* **RAW DATA**:
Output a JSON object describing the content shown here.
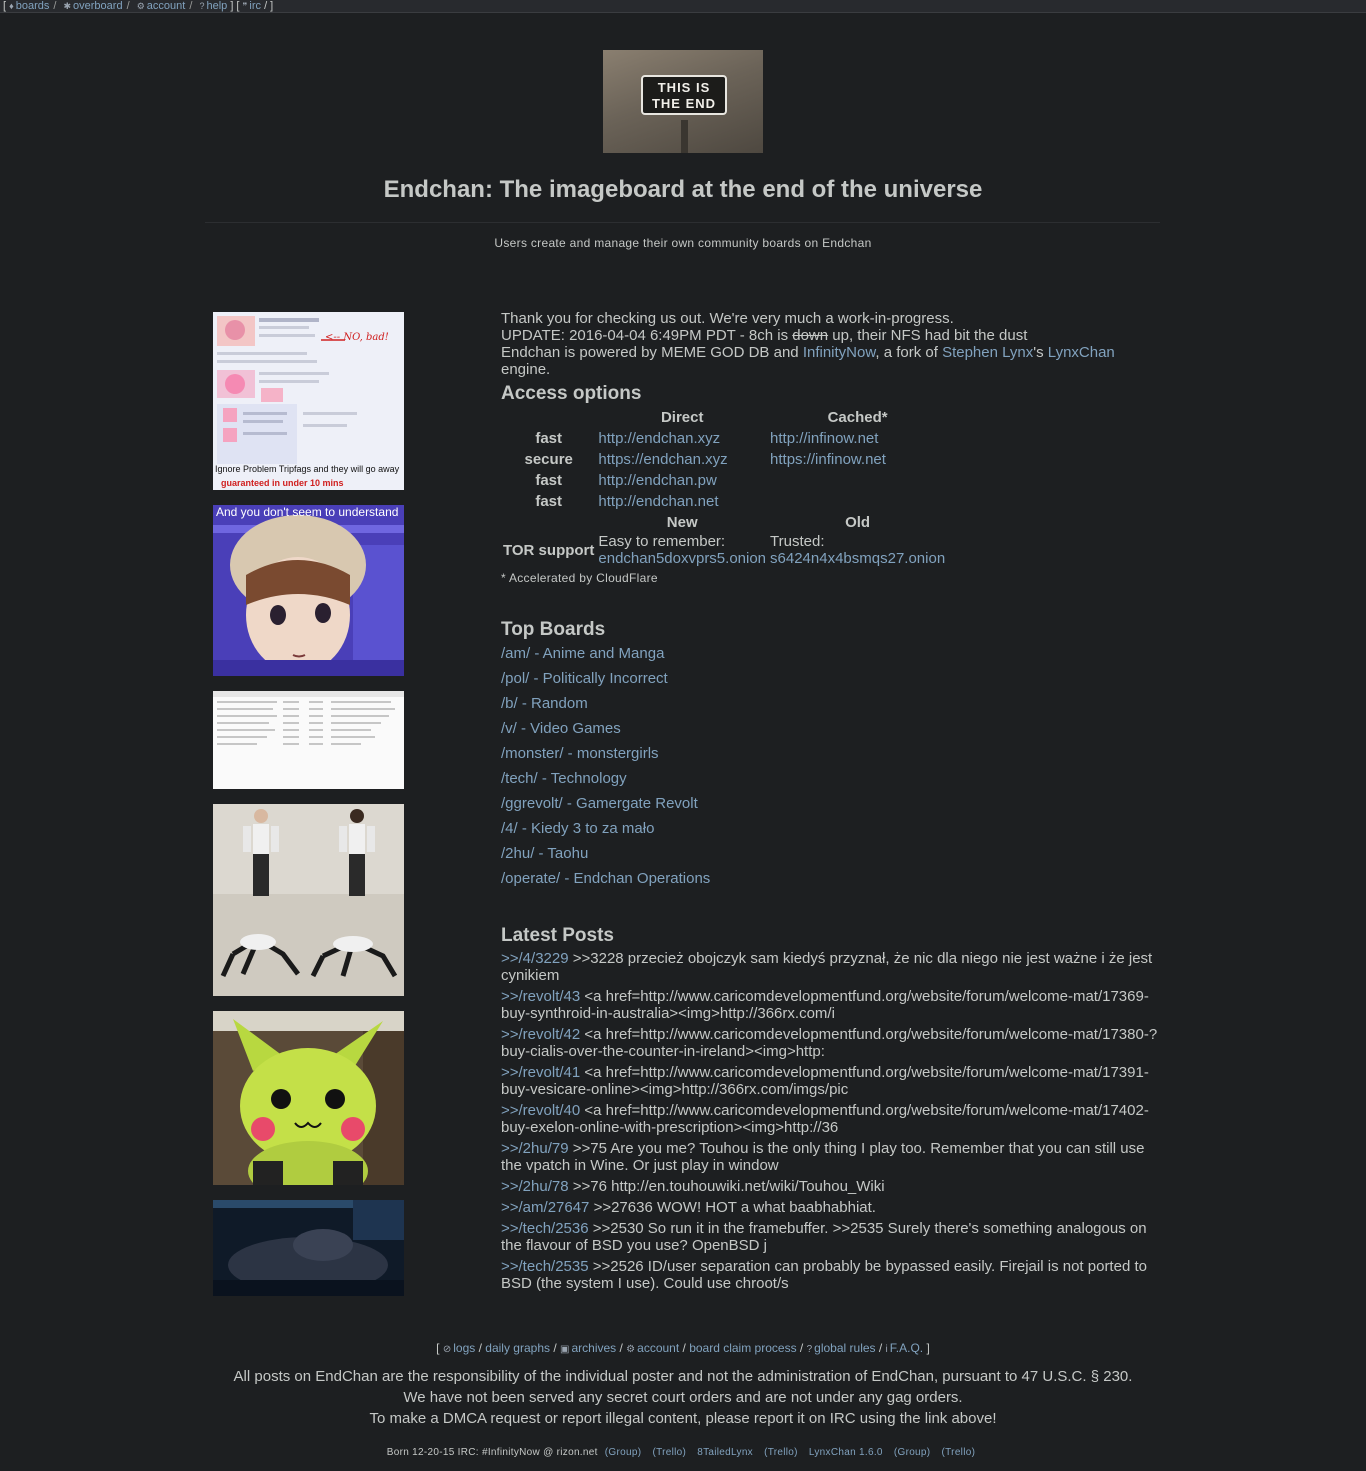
{
  "topnav": {
    "open": "[",
    "items": [
      {
        "icon": "tag-icon",
        "label": "boards"
      },
      {
        "icon": "asterisk-icon",
        "label": "overboard"
      },
      {
        "icon": "gear-icon",
        "label": "account"
      },
      {
        "icon": "question-icon",
        "label": "help"
      }
    ],
    "mid": "] [",
    "irc": {
      "icon": "quote-icon",
      "label": "irc"
    },
    "close": "/ ]"
  },
  "banner": {
    "sign_text": "THIS IS THE END"
  },
  "header": {
    "title": "Endchan: The imageboard at the end of the universe",
    "subtitle": "Users create and manage their own community boards on Endchan"
  },
  "intro": {
    "line1": "Thank you for checking us out. We're very much a work-in-progress.",
    "update_pre": "UPDATE: 2016-04-04 6:49PM PDT - 8ch is ",
    "update_strike": "down",
    "update_post": " up, their NFS had bit the dust",
    "powered_pre": "Endchan is powered by MEME GOD DB and ",
    "link_infinitynow": "InfinityNow",
    "powered_mid": ", a fork of ",
    "link_stephen": "Stephen Lynx",
    "powered_apos": "'s ",
    "link_lynxchan": "LynxChan",
    "powered_end": " engine."
  },
  "access": {
    "heading": "Access options",
    "col_direct": "Direct",
    "col_cached": "Cached*",
    "rows": [
      {
        "label": "fast",
        "direct": "http://endchan.xyz",
        "cached": "http://infinow.net"
      },
      {
        "label": "secure",
        "direct": "https://endchan.xyz",
        "cached": "https://infinow.net"
      },
      {
        "label": "fast",
        "direct": "http://endchan.pw",
        "cached": ""
      },
      {
        "label": "fast",
        "direct": "http://endchan.net",
        "cached": ""
      }
    ],
    "col_new": "New",
    "col_old": "Old",
    "tor_label": "TOR support",
    "tor_new_text": "Easy to remember:",
    "tor_new_link": "endchan5doxvprs5.onion",
    "tor_old_text": "Trusted:",
    "tor_old_link": "s6424n4x4bsmqs27.onion",
    "note": "* Accelerated by CloudFlare"
  },
  "top_boards": {
    "heading": "Top Boards",
    "items": [
      "/am/ - Anime and Manga",
      "/pol/ - Politically Incorrect",
      "/b/ - Random",
      "/v/ - Video Games",
      "/monster/ - monstergirls",
      "/tech/ - Technology",
      "/ggrevolt/ - Gamergate Revolt",
      "/4/ - Kiedy 3 to za mało",
      "/2hu/ - Taohu",
      "/operate/ - Endchan Operations"
    ]
  },
  "latest_posts": {
    "heading": "Latest Posts",
    "items": [
      {
        "link": ">>/4/3229",
        "text": " >>3228 przecież obojczyk sam kiedyś przyznał, że nic dla niego nie jest ważne i że jest cynikiem"
      },
      {
        "link": ">>/revolt/43",
        "text": " <a href=http://www.caricomdevelopmentfund.org/website/forum/welcome-mat/17369-buy-synthroid-in-australia><img>http://366rx.com/i"
      },
      {
        "link": ">>/revolt/42",
        "text": " <a href=http://www.caricomdevelopmentfund.org/website/forum/welcome-mat/17380-?buy-cialis-over-the-counter-in-ireland><img>http:"
      },
      {
        "link": ">>/revolt/41",
        "text": " <a href=http://www.caricomdevelopmentfund.org/website/forum/welcome-mat/17391-buy-vesicare-online><img>http://366rx.com/imgs/pic"
      },
      {
        "link": ">>/revolt/40",
        "text": " <a href=http://www.caricomdevelopmentfund.org/website/forum/welcome-mat/17402-buy-exelon-online-with-prescription><img>http://36"
      },
      {
        "link": ">>/2hu/79",
        "text": " >>75 Are you me? Touhou is the only thing I play too. Remember that you can still use the vpatch in Wine. Or just play in window"
      },
      {
        "link": ">>/2hu/78",
        "text": " >>76 http://en.touhouwiki.net/wiki/Touhou_Wiki"
      },
      {
        "link": ">>/am/27647",
        "text": " >>27636 WOW! HOT a what baabhabhiat."
      },
      {
        "link": ">>/tech/2536",
        "text": " >>2530 So run it in the framebuffer. >>2535 Surely there's something analogous on the flavour of BSD you use? OpenBSD j"
      },
      {
        "link": ">>/tech/2535",
        "text": " >>2526 ID/user separation can probably be bypassed easily. Firejail is not ported to BSD (the system I use). Could use chroot/s"
      }
    ]
  },
  "thumbnails": {
    "t1_caption": "Ignore Problem Tripfags and they will go away",
    "t1_subcaption": "guaranteed in under 10 mins",
    "t1_note": "<-- NO, bad!",
    "t2_caption": "And you don't seem to understand"
  },
  "footer_nav": {
    "open": "[",
    "items": [
      {
        "icon": "ban-icon",
        "label": "logs"
      },
      {
        "icon": "",
        "label": "daily graphs"
      },
      {
        "icon": "archive-icon",
        "label": "archives"
      },
      {
        "icon": "gear-icon",
        "label": "account"
      },
      {
        "icon": "",
        "label": "board claim process"
      },
      {
        "icon": "question-icon",
        "label": "global rules"
      },
      {
        "icon": "info-icon",
        "label": "F.A.Q."
      }
    ],
    "close": "]"
  },
  "legal": {
    "line1": "All posts on EndChan are the responsibility of the individual poster and not the administration of EndChan, pursuant to 47 U.S.C. § 230.",
    "line2": "We have not been served any secret court orders and are not under any gag orders.",
    "line3": "To make a DMCA request or report illegal content, please report it on IRC using the link above!"
  },
  "credits": {
    "text": "Born 12-20-15 IRC: #InfinityNow @ rizon.net",
    "links": [
      "(Group)",
      "(Trello)",
      "8TailedLynx",
      "(Trello)",
      "LynxChan 1.6.0",
      "(Group)",
      "(Trello)"
    ]
  },
  "colors": {
    "background": "#1d1f21",
    "text": "#c5c8c6",
    "link": "#81a2be"
  }
}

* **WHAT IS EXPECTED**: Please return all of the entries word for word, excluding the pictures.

* **WRITTEN ANSWER**:
Output a JSON object describing the content shown here.
{
  "topnav": {
    "open": "[",
    "items": [
      {
        "icon": "tag-icon",
        "label": "boards"
      },
      {
        "icon": "asterisk-icon",
        "label": "overboard"
      },
      {
        "icon": "gear-icon",
        "label": "account"
      },
      {
        "icon": "question-icon",
        "label": "help"
      }
    ],
    "mid": "] [",
    "irc": {
      "icon": "quote-icon",
      "label": "irc"
    },
    "close": "/ ]"
  },
  "banner": {
    "sign_text": "THIS IS THE END"
  },
  "header": {
    "title": "Endchan: The imageboard at the end of the universe",
    "subtitle": "Users create and manage their own community boards on Endchan"
  },
  "intro": {
    "line1": "Thank you for checking us out. We're very much a work-in-progress.",
    "update_pre": "UPDATE: 2016-04-04 6:49PM PDT - 8ch is ",
    "update_strike": "down",
    "update_post": " up, their NFS had bit the dust",
    "powered_pre": "Endchan is powered by MEME GOD DB and ",
    "link_infinitynow": "InfinityNow",
    "powered_mid": ", a fork of ",
    "link_stephen": "Stephen Lynx",
    "powered_apos": "'s ",
    "link_lynxchan": "LynxChan",
    "powered_end": " engine."
  },
  "access": {
    "heading": "Access options",
    "col_direct": "Direct",
    "col_cached": "Cached*",
    "rows": [
      {
        "label": "fast",
        "direct": "http://endchan.xyz",
        "cached": "http://infinow.net"
      },
      {
        "label": "secure",
        "direct": "https://endchan.xyz",
        "cached": "https://infinow.net"
      },
      {
        "label": "fast",
        "direct": "http://endchan.pw",
        "cached": ""
      },
      {
        "label": "fast",
        "direct": "http://endchan.net",
        "cached": ""
      }
    ],
    "col_new": "New",
    "col_old": "Old",
    "tor_label": "TOR support",
    "tor_new_text": "Easy to remember:",
    "tor_new_link": "endchan5doxvprs5.onion",
    "tor_old_text": "Trusted:",
    "tor_old_link": "s6424n4x4bsmqs27.onion",
    "note": "* Accelerated by CloudFlare"
  },
  "top_boards": {
    "heading": "Top Boards",
    "items": [
      "/am/ - Anime and Manga",
      "/pol/ - Politically Incorrect",
      "/b/ - Random",
      "/v/ - Video Games",
      "/monster/ - monstergirls",
      "/tech/ - Technology",
      "/ggrevolt/ - Gamergate Revolt",
      "/4/ - Kiedy 3 to za mało",
      "/2hu/ - Taohu",
      "/operate/ - Endchan Operations"
    ]
  },
  "latest_posts": {
    "heading": "Latest Posts",
    "items": [
      {
        "link": ">>/4/3229",
        "text": " >>3228 przecież obojczyk sam kiedyś przyznał, że nic dla niego nie jest ważne i że jest cynikiem"
      },
      {
        "link": ">>/revolt/43",
        "text": " <a href=http://www.caricomdevelopmentfund.org/website/forum/welcome-mat/17369-buy-synthroid-in-australia><img>http://366rx.com/i"
      },
      {
        "link": ">>/revolt/42",
        "text": " <a href=http://www.caricomdevelopmentfund.org/website/forum/welcome-mat/17380-?buy-cialis-over-the-counter-in-ireland><img>http:"
      },
      {
        "link": ">>/revolt/41",
        "text": " <a href=http://www.caricomdevelopmentfund.org/website/forum/welcome-mat/17391-buy-vesicare-online><img>http://366rx.com/imgs/pic"
      },
      {
        "link": ">>/revolt/40",
        "text": " <a href=http://www.caricomdevelopmentfund.org/website/forum/welcome-mat/17402-buy-exelon-online-with-prescription><img>http://36"
      },
      {
        "link": ">>/2hu/79",
        "text": " >>75 Are you me? Touhou is the only thing I play too. Remember that you can still use the vpatch in Wine. Or just play in window"
      },
      {
        "link": ">>/2hu/78",
        "text": " >>76 http://en.touhouwiki.net/wiki/Touhou_Wiki"
      },
      {
        "link": ">>/am/27647",
        "text": " >>27636 WOW! HOT a what baabhabhiat."
      },
      {
        "link": ">>/tech/2536",
        "text": " >>2530 So run it in the framebuffer. >>2535 Surely there's something analogous on the flavour of BSD you use? OpenBSD j"
      },
      {
        "link": ">>/tech/2535",
        "text": " >>2526 ID/user separation can probably be bypassed easily. Firejail is not ported to BSD (the system I use). Could use chroot/s"
      }
    ]
  },
  "thumbnails": {
    "t1_caption": "Ignore Problem Tripfags and they will go away",
    "t1_subcaption": "guaranteed in under 10 mins",
    "t1_note": "<-- NO, bad!",
    "t2_caption": "And you don't seem to understand"
  },
  "footer_nav": {
    "open": "[",
    "items": [
      {
        "icon": "ban-icon",
        "label": "logs"
      },
      {
        "icon": "",
        "label": "daily graphs"
      },
      {
        "icon": "archive-icon",
        "label": "archives"
      },
      {
        "icon": "gear-icon",
        "label": "account"
      },
      {
        "icon": "",
        "label": "board claim process"
      },
      {
        "icon": "question-icon",
        "label": "global rules"
      },
      {
        "icon": "info-icon",
        "label": "F.A.Q."
      }
    ],
    "close": "]"
  },
  "legal": {
    "line1": "All posts on EndChan are the responsibility of the individual poster and not the administration of EndChan, pursuant to 47 U.S.C. § 230.",
    "line2": "We have not been served any secret court orders and are not under any gag orders.",
    "line3": "To make a DMCA request or report illegal content, please report it on IRC using the link above!"
  },
  "credits": {
    "text": "Born 12-20-15 IRC: #InfinityNow @ rizon.net",
    "links": [
      "(Group)",
      "(Trello)",
      "8TailedLynx",
      "(Trello)",
      "LynxChan 1.6.0",
      "(Group)",
      "(Trello)"
    ]
  },
  "colors": {
    "background": "#1d1f21",
    "text": "#c5c8c6",
    "link": "#81a2be"
  }
}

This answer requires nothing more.